During my last visit to Central America as a Pentagon official, in the late 1990s, I visited our National Guard and Reserve troops providing support to Honduran, El Salvador and Nicaraguan forces. We were teaching these nations how to maintain militaries in civilian led governments, similar to our successful programs only a few years prior in the former Soviet and Eastern Bloc Republics.

But why did our success across Eastern Europe not repeat in Central America? Lack of commitment and funding left broken promises and a trail of broken equipment. During my last visit, I remember a fairly new road grader sitting on the side of a mountain at the end of a road to nowhere.


When I asked my escort about this, he replied that the U.S. was eager to give equipment, but no training or support to maintain it. When a piece of equipment would fail, it would simply be left. To me this spoke and continues to speak volumes about the problems in this fragile, yet important part of the Western Hemisphere.

The situation of violent gangs in El Salvador, rampant corruption in Honduras and starvation and intolerance across the region lies at the feet of United States’ actions and inaction.
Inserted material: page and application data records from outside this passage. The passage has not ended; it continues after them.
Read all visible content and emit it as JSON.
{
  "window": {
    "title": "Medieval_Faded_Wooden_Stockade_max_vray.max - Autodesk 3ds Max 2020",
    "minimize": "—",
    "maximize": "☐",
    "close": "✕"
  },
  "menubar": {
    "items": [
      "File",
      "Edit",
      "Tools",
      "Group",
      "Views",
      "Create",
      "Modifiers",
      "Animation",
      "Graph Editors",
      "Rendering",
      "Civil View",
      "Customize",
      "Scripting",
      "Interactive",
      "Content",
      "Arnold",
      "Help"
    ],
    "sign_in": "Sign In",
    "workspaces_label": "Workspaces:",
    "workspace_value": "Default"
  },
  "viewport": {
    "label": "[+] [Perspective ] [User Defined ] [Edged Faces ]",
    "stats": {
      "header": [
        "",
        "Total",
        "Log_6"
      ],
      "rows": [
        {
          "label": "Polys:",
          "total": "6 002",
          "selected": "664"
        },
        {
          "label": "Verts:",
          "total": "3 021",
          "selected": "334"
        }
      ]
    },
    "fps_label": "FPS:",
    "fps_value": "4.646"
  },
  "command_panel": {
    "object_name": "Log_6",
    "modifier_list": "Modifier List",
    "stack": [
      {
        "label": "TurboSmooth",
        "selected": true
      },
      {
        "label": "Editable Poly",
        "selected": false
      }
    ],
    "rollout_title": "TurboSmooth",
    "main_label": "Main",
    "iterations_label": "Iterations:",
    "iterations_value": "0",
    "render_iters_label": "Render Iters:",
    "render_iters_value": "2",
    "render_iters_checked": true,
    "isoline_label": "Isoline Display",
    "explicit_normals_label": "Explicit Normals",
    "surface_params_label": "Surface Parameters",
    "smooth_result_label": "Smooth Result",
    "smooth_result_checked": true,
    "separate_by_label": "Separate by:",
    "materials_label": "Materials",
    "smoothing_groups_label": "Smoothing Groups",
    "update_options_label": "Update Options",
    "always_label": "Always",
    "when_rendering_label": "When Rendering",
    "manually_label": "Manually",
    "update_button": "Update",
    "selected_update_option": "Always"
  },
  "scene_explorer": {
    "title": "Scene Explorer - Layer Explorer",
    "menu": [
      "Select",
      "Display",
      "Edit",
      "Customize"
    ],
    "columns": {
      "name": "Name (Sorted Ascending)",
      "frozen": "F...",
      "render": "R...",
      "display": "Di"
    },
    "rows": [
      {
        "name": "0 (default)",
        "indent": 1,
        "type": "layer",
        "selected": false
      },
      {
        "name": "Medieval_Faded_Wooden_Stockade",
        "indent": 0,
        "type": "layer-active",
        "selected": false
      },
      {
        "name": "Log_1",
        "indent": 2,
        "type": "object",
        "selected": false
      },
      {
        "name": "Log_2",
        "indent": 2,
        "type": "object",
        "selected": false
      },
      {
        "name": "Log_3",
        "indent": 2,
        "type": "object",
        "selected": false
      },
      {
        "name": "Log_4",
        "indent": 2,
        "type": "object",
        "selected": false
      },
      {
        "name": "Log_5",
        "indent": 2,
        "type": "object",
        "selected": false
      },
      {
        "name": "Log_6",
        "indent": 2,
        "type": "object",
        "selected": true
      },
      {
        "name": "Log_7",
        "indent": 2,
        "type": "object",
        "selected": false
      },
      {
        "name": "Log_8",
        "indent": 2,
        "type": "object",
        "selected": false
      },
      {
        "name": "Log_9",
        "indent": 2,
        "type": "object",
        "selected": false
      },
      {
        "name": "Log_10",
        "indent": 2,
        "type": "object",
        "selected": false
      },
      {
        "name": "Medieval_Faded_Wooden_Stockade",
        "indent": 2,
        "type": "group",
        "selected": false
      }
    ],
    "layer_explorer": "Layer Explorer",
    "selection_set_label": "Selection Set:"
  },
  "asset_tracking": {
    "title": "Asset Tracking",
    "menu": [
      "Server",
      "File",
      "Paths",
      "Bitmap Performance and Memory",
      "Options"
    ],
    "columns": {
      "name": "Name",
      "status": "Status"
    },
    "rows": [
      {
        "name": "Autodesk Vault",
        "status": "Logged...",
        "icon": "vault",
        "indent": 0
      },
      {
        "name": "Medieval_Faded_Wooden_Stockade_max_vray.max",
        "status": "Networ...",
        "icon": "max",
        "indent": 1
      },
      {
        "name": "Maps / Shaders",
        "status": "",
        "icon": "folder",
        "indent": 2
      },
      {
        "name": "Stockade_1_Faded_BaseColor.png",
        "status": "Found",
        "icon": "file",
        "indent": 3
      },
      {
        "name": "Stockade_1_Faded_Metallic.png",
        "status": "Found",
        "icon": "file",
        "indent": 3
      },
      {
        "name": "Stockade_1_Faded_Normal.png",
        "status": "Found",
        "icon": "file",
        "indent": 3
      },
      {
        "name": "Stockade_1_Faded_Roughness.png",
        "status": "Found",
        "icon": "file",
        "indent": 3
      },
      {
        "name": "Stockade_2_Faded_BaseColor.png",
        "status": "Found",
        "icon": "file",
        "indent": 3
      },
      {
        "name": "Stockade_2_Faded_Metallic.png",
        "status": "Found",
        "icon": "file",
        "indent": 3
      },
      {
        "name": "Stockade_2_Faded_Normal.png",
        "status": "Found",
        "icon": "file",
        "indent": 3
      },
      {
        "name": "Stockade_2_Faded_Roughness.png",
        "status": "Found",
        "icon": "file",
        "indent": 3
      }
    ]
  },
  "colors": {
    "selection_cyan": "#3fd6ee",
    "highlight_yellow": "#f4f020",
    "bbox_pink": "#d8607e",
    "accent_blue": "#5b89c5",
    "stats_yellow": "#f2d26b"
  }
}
We have created the situation that has come to rest on our southern doorstep. So how do we resolve this? It is not easy, but it comes with a recognition that we are not perfect, and we have done harm to our neighbors. Armed with this, we might become a little more tolerant of their situations.

Practical solutions are abundant, but here are some thoughts that I believe will immediately reverse the course that we are on now:

1. Immediately assign and deploy a special envoy to Mexico to establish an agreement on creating processing communities on both sides of the U.S.-Mexico border. As part of this negotiation and commitment from the U.S., we should deploy FEMA and military resources to establish “temporary” communities with housing and resources (water and food). These communities would serve as temporary respites for migrants and asylum seekers. While on the Mexico side, people would be processed and given background checks to identify violent criminals that could pose a threat.

With the cooperation of Mexican authorities, we would detain and return these individuals to law enforcement in their countries of origin. For those posing no threat, they would then be moved, with their family, children included, to the U.S. side for continued processing and either temporary work permits or the beginnings of the asylum process. By centrally locating these facilities, we can focus asylum judges to these locations and increase throughput. We can also focus the resources of nonprofit and NGO organizations to these border communities to assist. By providing humane and expedited treatment, we will focus the flow of undocumented immigrants to these locations. This is not an amnesty program, but it is a documentation and indoctrination program. By providing even a temporary opportunity that is legal, with the promise of a repeat return in a couple of years, we could tap the labor resources that we need, while providing the support that our southern neighbors need.

2. The United States must invest in our own hemisphere. We cannot continue the failed practices of half-assed engagement that led to despot dictators, gang violence and rampant intolerance. We need a multi-billion-dollar campaign to encourage business, support democracies, build civil police and volunteer militaries and tap the amazing resource that is the people of these great countries. The results will be economic gains for all, a stable hemisphere and a border that is not flooded with people fleeing the certainty of corruption and death at the hands of gangs and dictators.

It is not a complex or brilliant plan, just one hatched from common sense and an understanding of history and humanity. It is not out of our grasp to change this situation and demonstrate our leadership in the free world once again.

Todd A. Weiler is a former assistant secretary of defense and has served under the Clinton and Obama administrations.